* [Task description] With pictures removed, output every record below exactly as written.

[Opening Provided material section]

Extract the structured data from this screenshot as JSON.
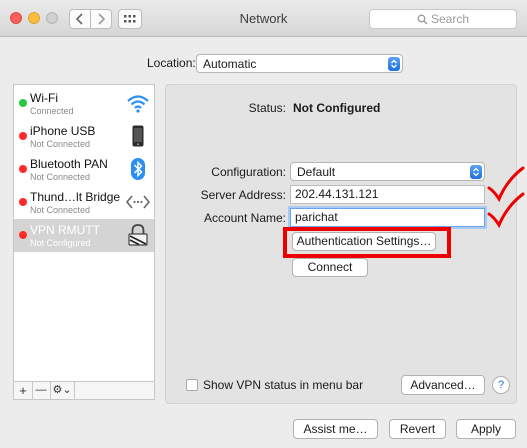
{
  "window": {
    "title": "Network"
  },
  "search": {
    "placeholder": "Search"
  },
  "location": {
    "label": "Location:",
    "value": "Automatic"
  },
  "sidebar": {
    "items": [
      {
        "name": "Wi-Fi",
        "status": "Connected",
        "dot_color": "#29c840",
        "icon": "wifi-icon"
      },
      {
        "name": "iPhone USB",
        "status": "Not Connected",
        "dot_color": "#ff2a2a",
        "icon": "iphone-icon"
      },
      {
        "name": "Bluetooth PAN",
        "status": "Not Connected",
        "dot_color": "#ff2a2a",
        "icon": "bluetooth-icon"
      },
      {
        "name": "Thund…lt Bridge",
        "status": "Not Connected",
        "dot_color": "#ff2a2a",
        "icon": "thunderbolt-bridge-icon"
      },
      {
        "name": "VPN RMUTT",
        "status": "Not Configured",
        "dot_color": "#ff2a2a",
        "icon": "vpn-lock-icon",
        "selected": true
      }
    ],
    "add_label": "+",
    "remove_label": "—",
    "gear_label": "⚙⌄"
  },
  "detail": {
    "status_label": "Status:",
    "status_value": "Not Configured",
    "configuration_label": "Configuration:",
    "configuration_value": "Default",
    "server_label": "Server Address:",
    "server_value": "202.44.131.121",
    "account_label": "Account Name:",
    "account_value": "parichat",
    "auth_button": "Authentication Settings…",
    "connect_button": "Connect"
  },
  "footer": {
    "show_vpn_label": "Show VPN status in menu bar",
    "advanced_button": "Advanced…",
    "help_label": "?",
    "assist_button": "Assist me…",
    "revert_button": "Revert",
    "apply_button": "Apply"
  },
  "colors": {
    "accent": "#1e6fe0",
    "annotation_red": "#ee0000",
    "selected_row": "#d4d4d4"
  }
}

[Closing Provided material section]

* [Expected output]
Extract the structured data from this screenshot as JSON.
{
  "window": {
    "title": "Network"
  },
  "search": {
    "placeholder": "Search"
  },
  "location": {
    "label": "Location:",
    "value": "Automatic"
  },
  "sidebar": {
    "items": [
      {
        "name": "Wi-Fi",
        "status": "Connected",
        "dot_color": "#29c840",
        "icon": "wifi-icon"
      },
      {
        "name": "iPhone USB",
        "status": "Not Connected",
        "dot_color": "#ff2a2a",
        "icon": "iphone-icon"
      },
      {
        "name": "Bluetooth PAN",
        "status": "Not Connected",
        "dot_color": "#ff2a2a",
        "icon": "bluetooth-icon"
      },
      {
        "name": "Thund…lt Bridge",
        "status": "Not Connected",
        "dot_color": "#ff2a2a",
        "icon": "thunderbolt-bridge-icon"
      },
      {
        "name": "VPN RMUTT",
        "status": "Not Configured",
        "dot_color": "#ff2a2a",
        "icon": "vpn-lock-icon",
        "selected": true
      }
    ],
    "add_label": "+",
    "remove_label": "—",
    "gear_label": "⚙⌄"
  },
  "detail": {
    "status_label": "Status:",
    "status_value": "Not Configured",
    "configuration_label": "Configuration:",
    "configuration_value": "Default",
    "server_label": "Server Address:",
    "server_value": "202.44.131.121",
    "account_label": "Account Name:",
    "account_value": "parichat",
    "auth_button": "Authentication Settings…",
    "connect_button": "Connect"
  },
  "footer": {
    "show_vpn_label": "Show VPN status in menu bar",
    "advanced_button": "Advanced…",
    "help_label": "?",
    "assist_button": "Assist me…",
    "revert_button": "Revert",
    "apply_button": "Apply"
  },
  "colors": {
    "accent": "#1e6fe0",
    "annotation_red": "#ee0000",
    "selected_row": "#d4d4d4"
  }
}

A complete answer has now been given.